This summer, the MFAH continues its series of grand-scale, immersive exhibitions. Pipilotti Rist: Pixel Forest and Worry Will Vanish brings together two mesmerizing works newly acquired by the Museum. Under the direction of the artist, these light-based and video-based installations transform the vast, central gallery of Cullinan Hall into a cosmic journey through time and space. —MFAH website
My review: I’ve been having a lot of fun imagining the entire internet as “the pixel forest” since experiencing this exhibition. Except, it’s much more magical to get lost in this installation than the internet.
Even more dreamy than the pixel forest? The Propeller Group at Blaffer Art Museum, as they rebrand communism, journey beyond death and write a cross-cultural narrative for Vietnam. I wrote a full review for Aeqai—and I really did hear a song from “Miss Saigon” on the way to the show.
“Homebodies: Coverature” – gut-punch comic by Arwen Donahue on The Rumpus:
On the one hand, I can certainly appreciate why a comedian might look at the score awarded to their latest comedy special by a particular publication and complain that it’s a reductive way to summarize years of their work, and yet I also understand why an outlet like The A.V. Club—one which is in the business of art criticism—might not see it as a huge stretch to attempt to evaluate comedy using the same metrics that they apply to other art forms.
—Hershal Pandya for Splitsider
After 49 days, the cat couldn’t take it anymore, bit his tongue, and bled to death on [his owner’s] grave. Leave it to a cat to take the most metal route to death.
—Louise Hung for The Order of the Good Death
And then she said something that kind of blew my mind: “You know, [Mary Magdalene] was the first one to whom our Lord appeared on Easter Sunday morning. In that time, a woman’s witness was worth nothing — so that Jesus would choose to appear to her and say ‘go and tell the others’ is huge! Of course, they didn’t believe her, but Jesus was making a point about the importance of believing women.” —Anne Therieux for The Establishment, speaking with Sister Bernadette and other nuns about feminism and their calling. Consider my mind also blown.
“In Other Words” by Jhumpa Lahiri
Translated from the Italian by Ann Goldstein
2016, Alfred A. Knopf
I think that my new language, more limited, more immature, gives me a more extensive, more adult gaze. That’s the reason I continue, for now, to write in Italian…. When I began to write, I thought it was more virtuous to talk about others. I was afraid that autobiographical material was of less creative value, even a form of laziness on my part. I was afraid that it was egocentric to relate one’s own experiences. In this book I am the protagonist for the first time…. A little like Matisse’s “Blue Nudes,” groups of cutout, reassembled female figures, I feel naked in this book, pasted to a new language, disjointed. 215-6

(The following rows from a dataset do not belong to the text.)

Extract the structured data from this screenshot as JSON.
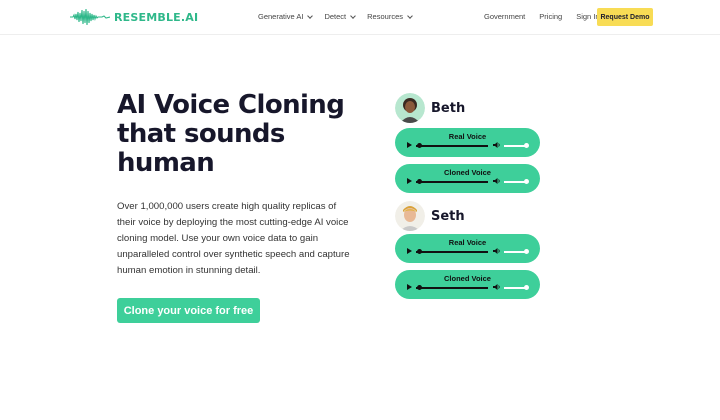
{
  "brand": {
    "name": "RESEMBLE.AI",
    "color": "#2fb88a"
  },
  "nav": {
    "menus": [
      {
        "label": "Generative AI"
      },
      {
        "label": "Detect"
      },
      {
        "label": "Resources"
      }
    ],
    "links": [
      {
        "label": "Government"
      },
      {
        "label": "Pricing"
      },
      {
        "label": "Sign In"
      }
    ],
    "cta": {
      "label": "Request Demo",
      "color": "#f8dc55"
    }
  },
  "hero": {
    "title_lines": [
      "AI Voice Cloning",
      "that sounds",
      "human"
    ],
    "description": "Over 1,000,000 users create high quality replicas of their voice by deploying the most cutting-edge AI voice cloning model. Use your own voice data to gain unparalleled control over synthetic speech  and capture human emotion in stunning detail.",
    "cta": {
      "label": "Clone your voice for free",
      "color": "#3ecf9a"
    }
  },
  "demos": [
    {
      "name": "Beth",
      "players": [
        {
          "label": "Real Voice"
        },
        {
          "label": "Cloned Voice"
        }
      ]
    },
    {
      "name": "Seth",
      "players": [
        {
          "label": "Real Voice"
        },
        {
          "label": "Cloned Voice"
        }
      ]
    }
  ],
  "icons": {
    "logo": "waveform-icon",
    "play": "play-icon",
    "volume": "volume-icon",
    "dropdown": "chevron-down-icon"
  }
}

Jhumpa Lahiri’s memoir of life in another language — Italian — is a work of art in itself. Lahiri is most comfortable in English, but also speaks Bengali with her parents, and began learning Italian later in life. This memoir was written in Italian, with her original text flowering from the left side of the page; employing a translator removed temptation to revise or correct.
The book is a beautiful exploration of identity, intention and vulnerability. Her ruminations will resonate with anyone who has studied another language:
When I read in Italian, I’m a more active reader, more involved, even if less skilled. I like the effort, I prefer the limitations. I know that in some way my ignorance is useful to me. 43
Behgali is my past, Italian, maybe, a new road into the future. In both I feel like a child, a little clumsy. 157
Beckett said that writing in French allowed him to write without style. On the one hand I agree: one could say that my writing in Italian is a type of unsalted bread. It works, but the usual flavor is missing. 179
Last but not least: I’m so happy that Sasha Velour won RuPaul’s Drag Race! Loved this “magical bitch” all season—all of the final four queens were fantastic, but I’m glad an art weirdo has been crowned. From the sound of this article, she is going to do great things.